Research on blennies, a family of fish that have evolved physical qualities for terrestrial life, suggests that being a “jack of all trades” gives species a greater chance of survival.
So say findings by researchers from Australia’s University of New South Wales and the US University of Minnesota. The study was published on Tuesday in the British Ecological Society’s journal, Functional Ecology.
The research pooled data on hundreds of species of blennies, a diverse family of fish in which some subspecies have remained firmly aquatic. Other subspecies have literally gone from being the “fish out of water”, to developing the qualities needed to live on land.
The study investigates the evolutionary factors that might have allowed what were initially solely aquatic fish to transition onto land, and to evolve into almost entirely land species.
The researchers found that flexible diet and behaviour were likely instrumental in the transition to land living. And once out of water, restrictions on the type of food available triggered major evolutionary changes, particularly to the teeth. As a result, land dwelling blennies have become specialists in scraping algae and detritus from rocks.
However, it was found that there was still some dependence on water among land blennies, despite having actively colonised land. Although they may avoid entirely living in water habitats, and are very defensive of their territories, they still choose to reproduce in areas amongst rocks in the splash zone.
Land blennies have to remain in that splash zone to keep moist to breath effectively using their gills and through their skin. Evolution away from the intertidal splash to inland areas has not quite happened – yet!
Dr. Terry Ord, Director of Research, University of New South Wales’s School of Biological, Earth, and Environmental Sciences, and lead author of the study, made further light on their findings.
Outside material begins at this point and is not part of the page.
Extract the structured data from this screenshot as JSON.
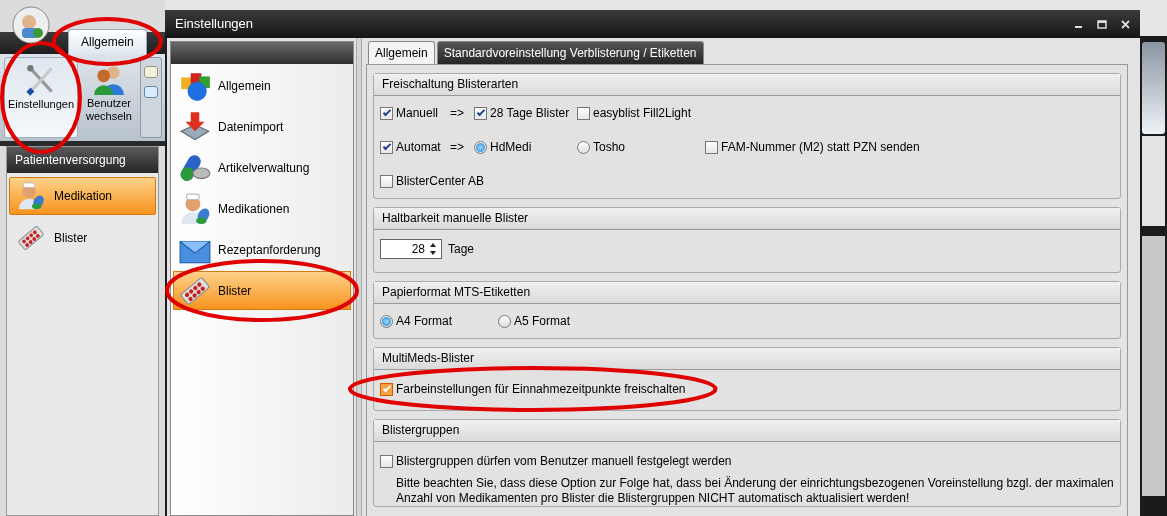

He said he and his team found that a broad diet and innovative, flexible behaviour have been a precursor to blenny fish emerging from water for a life on land. But once out of the water, these remarkable land fish have faced restrictions on the type of food available to them.
“This has triggered major evolutionary adaptive changes in their morphology, in particular dramatic changes in their teeth, as the fish have been forced to adapt into specialist scrappers of the rocks to forage on algae and detritus,” he explained.
Ord told Daily News Egypt the research findings suggest being a “jack of all trades” can open the door to making a dramatic change in habitat. That includes flexibility in the types of food you can eat, and in being able to leave the water for very brief periods of time. The latter point has been put across as the precursor stage to being flexibly amphibious.
But making such a large transition in habitat can mean that these fish have to evolve specialised behaviours to flourish on land. They had to evolve from a jack-of-all-trades to a master-of-one, with diet narrowing and teeth subsequently adapting to partake of the more restrictive diet.
This means that there is the very general question of why fish leave water and attempt to live on land. There really does need to be an adaptive advantage for making such a transition.
“I’ve previously found in earlier studies that avoiding nasty aquatic predators is a big motivator for these fish to spend time out of the water,” he noted.
The study extends this to illustrating how a broad diet has enabled certain fish to not only leave water for short periods. It has also shown how they can exploit land detritus without fear of predators or competition, leading to an eventual full transition to land.
This general scenario of fish colonising land has obvious parallels to the origin of all land vertebrates in the Late Devonian period, about 376–360m years ago. Fossils dating from that period can give us a lot of important insights into how that transition might have unfolded, and the types of evolutionary adaptations it required for the transition to happen.
But having a contemporary example of fish making similar ecological transitions can also help us understand the general challenges that fish face out of water. This goes beyond the obvious issues relating to being able to breathe, and being able to move about on land.
Ord concluded that these fish not only provide glimpses of water-land transitions might have been like millions of years ago. They also allow us to study why any species might make such a big transition into a completely different habitat.
The question remains, why would a species that is presumably well-suited and adapted to one habitat feel the need to leave that home for another habitat that is very different. It also raises questions about a transition to a habitat for which they are less suited for the conditions that might be experienced.
“We know species make these transitions in habitat because there is ample evidence these transitions are responsible for the evolution of many of the species we see today,” Ord said. “They also reflect the diversity in morphology and behaviour we see across different species, and our study investigates the mechanisms behind making those transitions in the first place.”
Ord further explained that the study’s general implications show that a broad diet or flexible behaviour can help you move into a new habitat. But once there, this flexibility becomes eroded through natural selection.
This presumably means those highly specialised species are less likely to be able to make further habitat transitions, or cope with abrupt environmental changes in their existing habitat.
“The blennies are a very exciting group to study, from both an ecological and evolutionary standpoint. They allow the unique opportunity to see how habitat transitions occur in nature, and also the evolutionary causes and consequences of those transitions,” Ord said. “This is unique because the ancestral aquatic species, the transitional amphibious species, and the permanent land species are effectively ecological and evolutionary snapshots of a major transition unfolding in nature. And there is so much more to study!”